* THE PROBLEM *
Pictures should be left out while the data beneath this task is written out word for word.
--- START ---
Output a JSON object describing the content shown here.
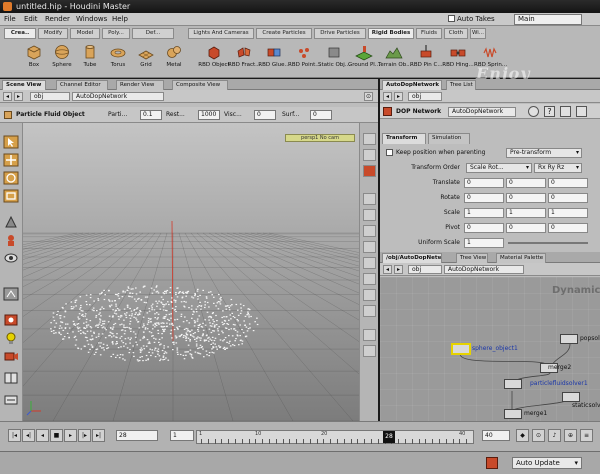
{
  "window": {
    "title": "untitled.hip - Houdini Master"
  },
  "menubar": {
    "items": [
      "File",
      "Edit",
      "Render",
      "Windows",
      "Help"
    ],
    "auto_takes_label": "Auto Takes",
    "desktop": "Main"
  },
  "shelf": {
    "left_tabs": [
      "Crea..",
      "Modify",
      "Model",
      "Poly...",
      "Def..."
    ],
    "right_tabs": [
      "Lights And Cameras",
      "Create Particles",
      "Drive Particles",
      "Rigid Bodies",
      "Fluids",
      "Cloth",
      "Wi..."
    ],
    "active_right_tab": "Rigid Bodies",
    "left_tools": [
      "Box",
      "Sphere",
      "Tube",
      "Torus",
      "Grid",
      "Metal"
    ],
    "right_tools": [
      "RBD Object",
      "RBD Fract...",
      "RBD Glue...",
      "RBD Point...",
      "Static Obj...",
      "Ground Pl...",
      "Terrain Ob...",
      "RBD Pin C...",
      "RBD Hing...",
      "RBD Sprin..."
    ]
  },
  "watermark": "Enjoy",
  "scene_pane": {
    "tabs": [
      "Scene View",
      "Channel Editor",
      "Render View",
      "Composite View"
    ],
    "path": "obj",
    "network": "AutoDopNetwork",
    "operator": {
      "title": "Particle Fluid Object",
      "fields": [
        {
          "label": "Parti...",
          "value": "0.1"
        },
        {
          "label": "Rest...",
          "value": "1000"
        },
        {
          "label": "Visc...",
          "value": "0"
        },
        {
          "label": "Surf...",
          "value": "0"
        }
      ]
    },
    "camera_label": "persp1  No cam"
  },
  "param_pane": {
    "tabs": [
      "AutoDopNetwork",
      "Tree List"
    ],
    "path": "obj",
    "type_label": "DOP Network",
    "node_name": "AutoDopNetwork",
    "sub_tabs": [
      "Transform",
      "Simulation"
    ],
    "keep_position_label": "Keep position when parenting",
    "pre_transform": "Pre-transform",
    "transform_order": {
      "label": "Transform Order",
      "value": "Scale Rot...",
      "rot": "Rx Ry Rz"
    },
    "rows": [
      {
        "label": "Translate",
        "values": [
          "0",
          "0",
          "0"
        ]
      },
      {
        "label": "Rotate",
        "values": [
          "0",
          "0",
          "0"
        ]
      },
      {
        "label": "Scale",
        "values": [
          "1",
          "1",
          "1"
        ]
      },
      {
        "label": "Pivot",
        "values": [
          "0",
          "0",
          "0"
        ]
      },
      {
        "label": "Uniform Scale",
        "values": [
          "1"
        ]
      }
    ]
  },
  "network_pane": {
    "tabs": [
      "/obj/AutoDopNetwork",
      "Tree View",
      "Material Palette"
    ],
    "path": "obj",
    "network": "AutoDopNetwork",
    "context_label": "Dynamics",
    "nodes": [
      {
        "name": "popsolver"
      },
      {
        "name": "sphere_object1"
      },
      {
        "name": "merge2"
      },
      {
        "name": "particlefluidsolver1"
      },
      {
        "name": "staticsolver"
      },
      {
        "name": "merge1"
      }
    ]
  },
  "timeline": {
    "start_frame": "28",
    "step": "1",
    "current_frame": "28",
    "end_frame": "40",
    "ruler_labels": [
      "1",
      "10",
      "20",
      "30",
      "40"
    ]
  },
  "status": {
    "update_mode": "Auto Update"
  }
}
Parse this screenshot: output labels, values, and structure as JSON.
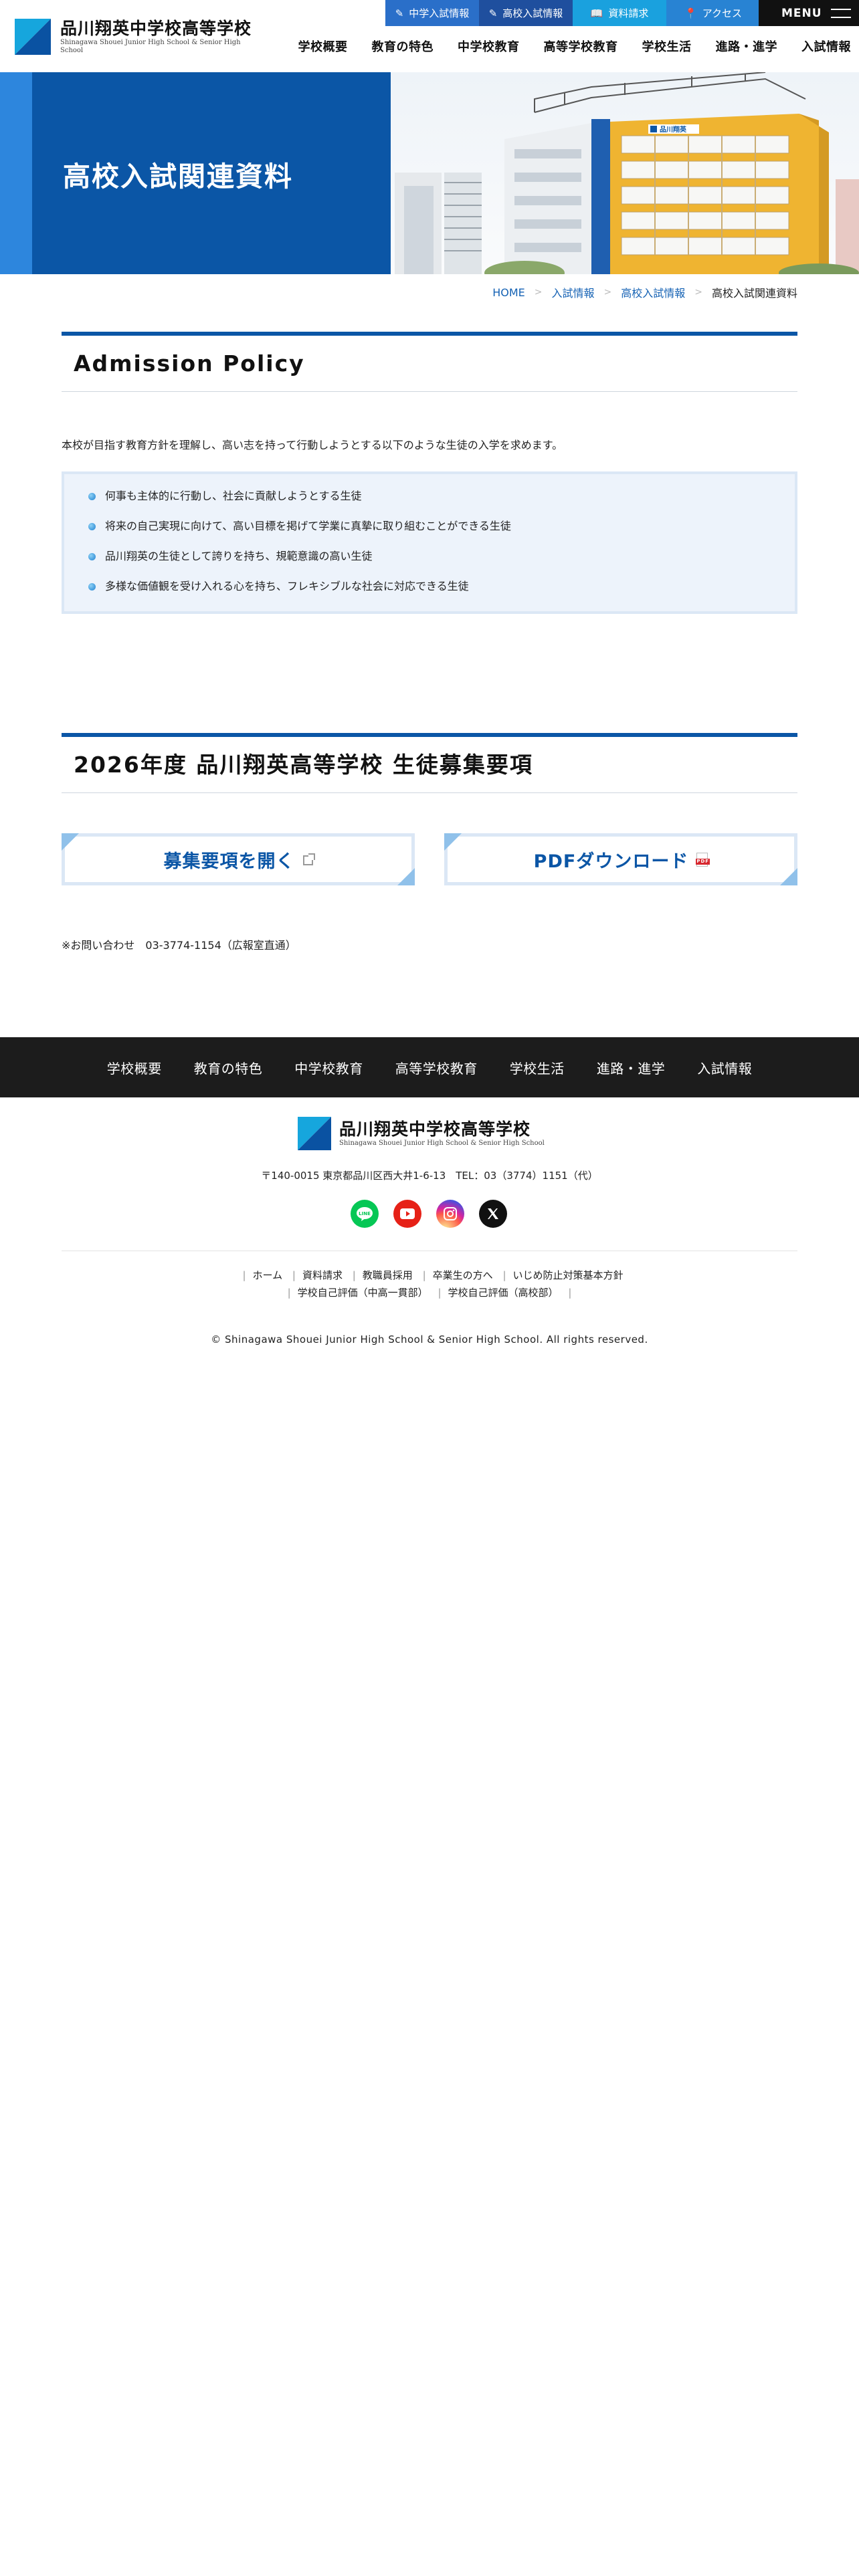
{
  "header": {
    "logo_jp": "品川翔英中学校高等学校",
    "logo_en": "Shinagawa Shouei Junior High School & Senior High School",
    "topbar": [
      {
        "label": "中学入試情報",
        "icon": "pencil-icon"
      },
      {
        "label": "高校入試情報",
        "icon": "pencil-icon"
      },
      {
        "label": "資料請求",
        "icon": "book-icon"
      },
      {
        "label": "アクセス",
        "icon": "map-pin-icon"
      }
    ],
    "menu_label": "MENU",
    "nav": [
      "学校概要",
      "教育の特色",
      "中学校教育",
      "高等学校教育",
      "学校生活",
      "進路・進学",
      "入試情報"
    ]
  },
  "hero": {
    "title": "高校入試関連資料",
    "building_sign": "品川翔英"
  },
  "breadcrumb": [
    "HOME",
    "入試情報",
    "高校入試情報",
    "高校入試関連資料"
  ],
  "policy": {
    "heading": "Admission Policy",
    "intro": "本校が目指す教育方針を理解し、高い志を持って行動しようとする以下のような生徒の入学を求めます。",
    "items": [
      "何事も主体的に行動し、社会に貢献しようとする生徒",
      "将来の自己実現に向けて、高い目標を掲げて学業に真摯に取り組むことができる生徒",
      "品川翔英の生徒として誇りを持ち、規範意識の高い生徒",
      "多様な価値観を受け入れる心を持ち、フレキシブルな社会に対応できる生徒"
    ]
  },
  "recruit": {
    "heading": "2026年度 品川翔英高等学校 生徒募集要項",
    "open_button": "募集要項を開く",
    "pdf_button": "PDFダウンロード",
    "contact": "※お問い合わせ　03-3774-1154（広報室直通）"
  },
  "footer": {
    "nav": [
      "学校概要",
      "教育の特色",
      "中学校教育",
      "高等学校教育",
      "学校生活",
      "進路・進学",
      "入試情報"
    ],
    "logo_jp": "品川翔英中学校高等学校",
    "logo_en": "Shinagawa Shouei Junior High School & Senior High School",
    "address": "〒140-0015 東京都品川区西大井1-6-13　TEL：03（3774）1151（代）",
    "sns": [
      {
        "name": "LINE",
        "icon": "line-icon"
      },
      {
        "name": "YouTube",
        "icon": "youtube-icon"
      },
      {
        "name": "Instagram",
        "icon": "instagram-icon"
      },
      {
        "name": "X",
        "icon": "x-icon"
      }
    ],
    "links_row1": [
      "ホーム",
      "資料請求",
      "教職員採用",
      "卒業生の方へ",
      "いじめ防止対策基本方針"
    ],
    "links_row2": [
      "学校自己評価（中高一貫部）",
      "学校自己評価（高校部）"
    ],
    "copyright": "© Shinagawa Shouei Junior High School & Senior High School. All rights reserved."
  },
  "colors": {
    "brand_blue": "#0b56a6",
    "accent_cyan": "#16a6dd",
    "link_blue": "#1562b4",
    "footer_nav_bg": "#1c1c1c"
  }
}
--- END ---
* WRITTEN ANSWER *
Output a JSON object describing the content shown here.
{
  "window": {
    "title": "untitled.hip - Houdini Master"
  },
  "menubar": {
    "items": [
      "File",
      "Edit",
      "Render",
      "Windows",
      "Help"
    ],
    "auto_takes_label": "Auto Takes",
    "desktop": "Main"
  },
  "shelf": {
    "left_tabs": [
      "Crea..",
      "Modify",
      "Model",
      "Poly...",
      "Def..."
    ],
    "right_tabs": [
      "Lights And Cameras",
      "Create Particles",
      "Drive Particles",
      "Rigid Bodies",
      "Fluids",
      "Cloth",
      "Wi..."
    ],
    "active_right_tab": "Rigid Bodies",
    "left_tools": [
      "Box",
      "Sphere",
      "Tube",
      "Torus",
      "Grid",
      "Metal"
    ],
    "right_tools": [
      "RBD Object",
      "RBD Fract...",
      "RBD Glue...",
      "RBD Point...",
      "Static Obj...",
      "Ground Pl...",
      "Terrain Ob...",
      "RBD Pin C...",
      "RBD Hing...",
      "RBD Sprin..."
    ]
  },
  "watermark": "Enjoy",
  "scene_pane": {
    "tabs": [
      "Scene View",
      "Channel Editor",
      "Render View",
      "Composite View"
    ],
    "path": "obj",
    "network": "AutoDopNetwork",
    "operator": {
      "title": "Particle Fluid Object",
      "fields": [
        {
          "label": "Parti...",
          "value": "0.1"
        },
        {
          "label": "Rest...",
          "value": "1000"
        },
        {
          "label": "Visc...",
          "value": "0"
        },
        {
          "label": "Surf...",
          "value": "0"
        }
      ]
    },
    "camera_label": "persp1  No cam"
  },
  "param_pane": {
    "tabs": [
      "AutoDopNetwork",
      "Tree List"
    ],
    "path": "obj",
    "type_label": "DOP Network",
    "node_name": "AutoDopNetwork",
    "sub_tabs": [
      "Transform",
      "Simulation"
    ],
    "keep_position_label": "Keep position when parenting",
    "pre_transform": "Pre-transform",
    "transform_order": {
      "label": "Transform Order",
      "value": "Scale Rot...",
      "rot": "Rx Ry Rz"
    },
    "rows": [
      {
        "label": "Translate",
        "values": [
          "0",
          "0",
          "0"
        ]
      },
      {
        "label": "Rotate",
        "values": [
          "0",
          "0",
          "0"
        ]
      },
      {
        "label": "Scale",
        "values": [
          "1",
          "1",
          "1"
        ]
      },
      {
        "label": "Pivot",
        "values": [
          "0",
          "0",
          "0"
        ]
      },
      {
        "label": "Uniform Scale",
        "values": [
          "1"
        ]
      }
    ]
  },
  "network_pane": {
    "tabs": [
      "/obj/AutoDopNetwork",
      "Tree View",
      "Material Palette"
    ],
    "path": "obj",
    "network": "AutoDopNetwork",
    "context_label": "Dynamics",
    "nodes": [
      {
        "name": "popsolver"
      },
      {
        "name": "sphere_object1"
      },
      {
        "name": "merge2"
      },
      {
        "name": "particlefluidsolver1"
      },
      {
        "name": "staticsolver"
      },
      {
        "name": "merge1"
      }
    ]
  },
  "timeline": {
    "start_frame": "28",
    "step": "1",
    "current_frame": "28",
    "end_frame": "40",
    "ruler_labels": [
      "1",
      "10",
      "20",
      "30",
      "40"
    ]
  },
  "status": {
    "update_mode": "Auto Update"
  }
}
Parse this screenshot: output labels, values, and structure as JSON.
{
  "header": {
    "logo_jp": "品川翔英中学校高等学校",
    "logo_en": "Shinagawa Shouei Junior High School & Senior High School",
    "topbar": [
      {
        "label": "中学入試情報",
        "icon": "pencil-icon"
      },
      {
        "label": "高校入試情報",
        "icon": "pencil-icon"
      },
      {
        "label": "資料請求",
        "icon": "book-icon"
      },
      {
        "label": "アクセス",
        "icon": "map-pin-icon"
      }
    ],
    "menu_label": "MENU",
    "nav": [
      "学校概要",
      "教育の特色",
      "中学校教育",
      "高等学校教育",
      "学校生活",
      "進路・進学",
      "入試情報"
    ]
  },
  "hero": {
    "title": "高校入試関連資料",
    "building_sign": "品川翔英"
  },
  "breadcrumb": [
    "HOME",
    "入試情報",
    "高校入試情報",
    "高校入試関連資料"
  ],
  "policy": {
    "heading": "Admission Policy",
    "intro": "本校が目指す教育方針を理解し、高い志を持って行動しようとする以下のような生徒の入学を求めます。",
    "items": [
      "何事も主体的に行動し、社会に貢献しようとする生徒",
      "将来の自己実現に向けて、高い目標を掲げて学業に真摯に取り組むことができる生徒",
      "品川翔英の生徒として誇りを持ち、規範意識の高い生徒",
      "多様な価値観を受け入れる心を持ち、フレキシブルな社会に対応できる生徒"
    ]
  },
  "recruit": {
    "heading": "2026年度 品川翔英高等学校 生徒募集要項",
    "open_button": "募集要項を開く",
    "pdf_button": "PDFダウンロード",
    "contact": "※お問い合わせ　03-3774-1154（広報室直通）"
  },
  "footer": {
    "nav": [
      "学校概要",
      "教育の特色",
      "中学校教育",
      "高等学校教育",
      "学校生活",
      "進路・進学",
      "入試情報"
    ],
    "logo_jp": "品川翔英中学校高等学校",
    "logo_en": "Shinagawa Shouei Junior High School & Senior High School",
    "address": "〒140-0015 東京都品川区西大井1-6-13　TEL：03（3774）1151（代）",
    "sns": [
      {
        "name": "LINE",
        "icon": "line-icon"
      },
      {
        "name": "YouTube",
        "icon": "youtube-icon"
      },
      {
        "name": "Instagram",
        "icon": "instagram-icon"
      },
      {
        "name": "X",
        "icon": "x-icon"
      }
    ],
    "links_row1": [
      "ホーム",
      "資料請求",
      "教職員採用",
      "卒業生の方へ",
      "いじめ防止対策基本方針"
    ],
    "links_row2": [
      "学校自己評価（中高一貫部）",
      "学校自己評価（高校部）"
    ],
    "copyright": "© Shinagawa Shouei Junior High School & Senior High School. All rights reserved."
  },
  "colors": {
    "brand_blue": "#0b56a6",
    "accent_cyan": "#16a6dd",
    "link_blue": "#1562b4",
    "footer_nav_bg": "#1c1c1c"
  }
}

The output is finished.